Spotify has modified its policy on removing content because of “the most extreme artist controversies” or “hate”. The influential streaming site comprising millions of songs had established the policy amid public debate on treatment of women and other political topics. In modifying the policy, Spotify said the original language was “too vague”.
Consider all the content streaming sites on the Web. As users, we get to view videos, hear music, and read articles mostly for free. We may comment, or pass the content link along to our friends and followers. Beyond that, users get nothing, although without the users, sites like Facebook and Twitter would have little to ‘sell.’ TaTaTu has a new take for streaming—everyone gets a cut.
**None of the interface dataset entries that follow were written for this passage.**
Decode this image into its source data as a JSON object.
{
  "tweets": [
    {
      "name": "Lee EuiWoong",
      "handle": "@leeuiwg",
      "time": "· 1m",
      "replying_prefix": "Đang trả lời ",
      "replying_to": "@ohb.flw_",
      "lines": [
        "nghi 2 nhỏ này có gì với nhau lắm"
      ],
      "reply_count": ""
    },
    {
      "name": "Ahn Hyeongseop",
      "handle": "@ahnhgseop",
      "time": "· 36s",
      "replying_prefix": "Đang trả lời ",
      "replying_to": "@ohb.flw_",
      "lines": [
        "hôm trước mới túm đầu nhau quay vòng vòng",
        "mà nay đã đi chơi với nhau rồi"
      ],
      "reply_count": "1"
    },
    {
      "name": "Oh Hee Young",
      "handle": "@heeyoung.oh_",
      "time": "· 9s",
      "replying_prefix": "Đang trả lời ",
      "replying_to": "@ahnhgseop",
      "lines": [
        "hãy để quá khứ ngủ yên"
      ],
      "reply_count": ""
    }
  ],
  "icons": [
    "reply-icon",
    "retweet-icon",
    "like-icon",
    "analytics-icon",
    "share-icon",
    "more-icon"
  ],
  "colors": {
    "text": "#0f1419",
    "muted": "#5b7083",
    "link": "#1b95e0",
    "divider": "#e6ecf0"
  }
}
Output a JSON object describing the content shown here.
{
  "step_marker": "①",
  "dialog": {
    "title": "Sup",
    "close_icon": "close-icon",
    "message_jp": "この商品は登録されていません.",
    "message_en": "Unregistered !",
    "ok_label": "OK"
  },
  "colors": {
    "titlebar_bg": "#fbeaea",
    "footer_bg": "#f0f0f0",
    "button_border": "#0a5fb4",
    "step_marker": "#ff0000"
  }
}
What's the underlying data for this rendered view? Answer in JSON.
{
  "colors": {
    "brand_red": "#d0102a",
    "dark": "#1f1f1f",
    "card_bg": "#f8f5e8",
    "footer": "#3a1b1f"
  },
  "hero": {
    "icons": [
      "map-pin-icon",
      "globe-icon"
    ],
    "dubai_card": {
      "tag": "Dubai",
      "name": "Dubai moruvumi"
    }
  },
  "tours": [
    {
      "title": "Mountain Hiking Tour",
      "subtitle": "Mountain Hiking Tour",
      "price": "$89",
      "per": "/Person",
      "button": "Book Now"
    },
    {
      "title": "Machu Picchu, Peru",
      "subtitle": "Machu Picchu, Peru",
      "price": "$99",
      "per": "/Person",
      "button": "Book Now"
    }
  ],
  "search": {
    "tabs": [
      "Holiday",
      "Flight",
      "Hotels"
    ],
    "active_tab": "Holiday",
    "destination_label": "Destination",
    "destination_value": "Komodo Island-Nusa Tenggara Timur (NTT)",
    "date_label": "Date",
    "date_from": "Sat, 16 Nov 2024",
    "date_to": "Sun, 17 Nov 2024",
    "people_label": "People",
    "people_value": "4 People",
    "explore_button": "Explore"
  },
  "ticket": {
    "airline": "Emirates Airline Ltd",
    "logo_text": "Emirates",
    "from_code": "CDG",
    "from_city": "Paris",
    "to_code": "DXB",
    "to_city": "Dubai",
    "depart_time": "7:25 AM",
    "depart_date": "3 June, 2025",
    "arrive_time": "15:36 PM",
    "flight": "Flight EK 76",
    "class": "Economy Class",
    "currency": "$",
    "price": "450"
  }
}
AWAL is getting some attention for its royalty model and for the fact artists retain rights to their recordings. Kobalt Music Group has combined its recording assets under the AWAL umbrella, having acquired that company in 2012. The focus is on indie music. So what does it take to get on board and what can an artist expect if that happens?
Now that the top dog in streaming music, Spotify, has chosen to go public, fans and artists may be asking themselves where the music business will go from here. While Spotify is far ahead of others like Apple Music in terms of subscribers, Spotify’s business model has been described as “shaky” by the likes of CNBC.